→ **TASK REQUIREMENTS**: Exactly reproduce all the records, keeping pictures out of the copy.

→ **DATASET**:
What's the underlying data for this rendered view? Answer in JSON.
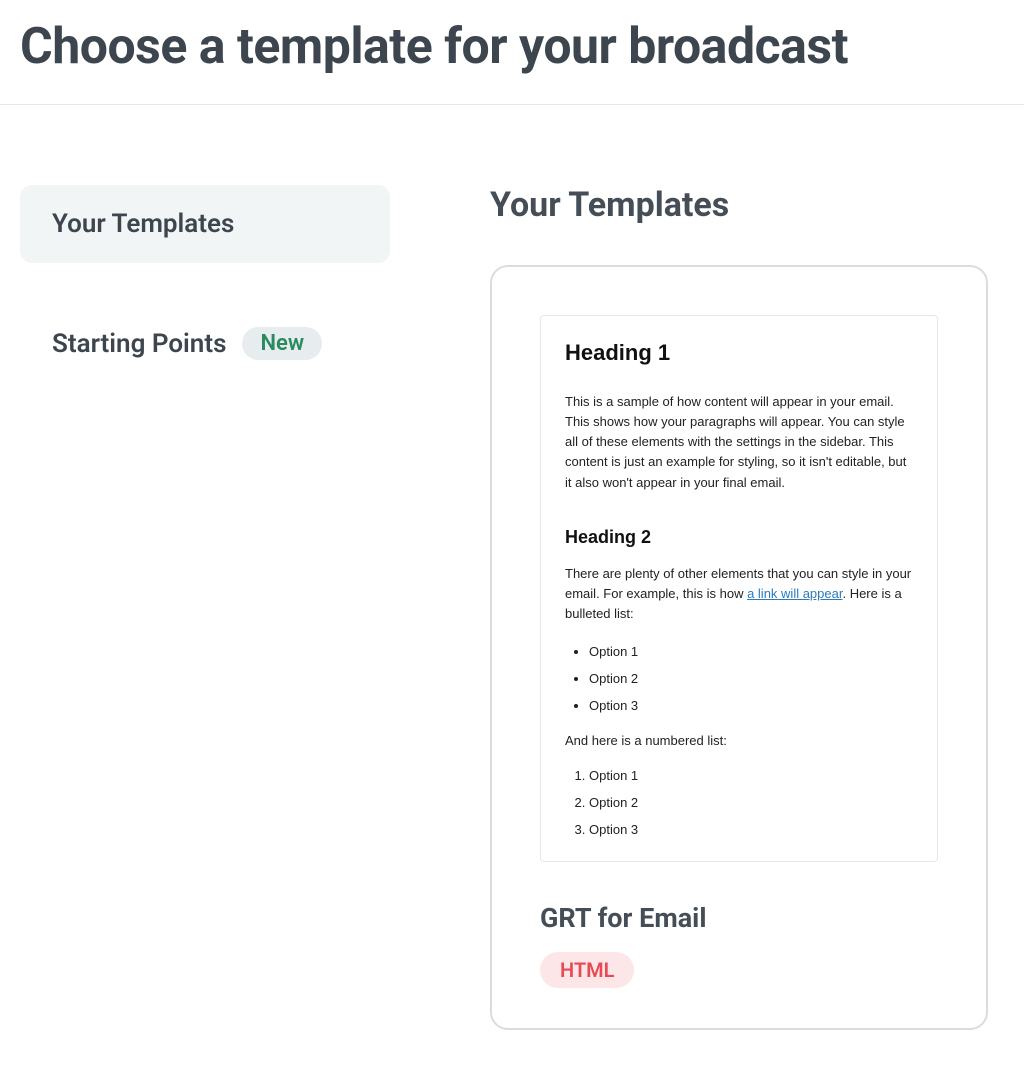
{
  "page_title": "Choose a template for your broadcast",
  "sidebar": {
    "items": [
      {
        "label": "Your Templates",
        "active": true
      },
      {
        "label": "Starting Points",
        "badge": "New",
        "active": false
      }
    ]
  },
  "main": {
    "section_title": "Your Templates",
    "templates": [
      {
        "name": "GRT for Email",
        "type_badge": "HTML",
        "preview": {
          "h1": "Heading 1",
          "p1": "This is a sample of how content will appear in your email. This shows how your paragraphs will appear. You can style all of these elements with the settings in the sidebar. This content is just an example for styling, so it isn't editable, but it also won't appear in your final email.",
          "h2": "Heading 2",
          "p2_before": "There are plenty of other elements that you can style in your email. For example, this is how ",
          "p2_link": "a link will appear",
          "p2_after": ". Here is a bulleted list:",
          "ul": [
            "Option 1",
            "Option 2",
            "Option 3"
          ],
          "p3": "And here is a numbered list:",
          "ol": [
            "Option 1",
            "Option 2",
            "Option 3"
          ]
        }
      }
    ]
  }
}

→ **SOLUTION FOR THIS PROBLEM**:
What's the underlying data for this rendered view? Answer in JSON.
{
  "page_title": "Choose a template for your broadcast",
  "sidebar": {
    "items": [
      {
        "label": "Your Templates",
        "active": true
      },
      {
        "label": "Starting Points",
        "badge": "New",
        "active": false
      }
    ]
  },
  "main": {
    "section_title": "Your Templates",
    "templates": [
      {
        "name": "GRT for Email",
        "type_badge": "HTML",
        "preview": {
          "h1": "Heading 1",
          "p1": "This is a sample of how content will appear in your email. This shows how your paragraphs will appear. You can style all of these elements with the settings in the sidebar. This content is just an example for styling, so it isn't editable, but it also won't appear in your final email.",
          "h2": "Heading 2",
          "p2_before": "There are plenty of other elements that you can style in your email. For example, this is how ",
          "p2_link": "a link will appear",
          "p2_after": ". Here is a bulleted list:",
          "ul": [
            "Option 1",
            "Option 2",
            "Option 3"
          ],
          "p3": "And here is a numbered list:",
          "ol": [
            "Option 1",
            "Option 2",
            "Option 3"
          ]
        }
      }
    ]
  }
}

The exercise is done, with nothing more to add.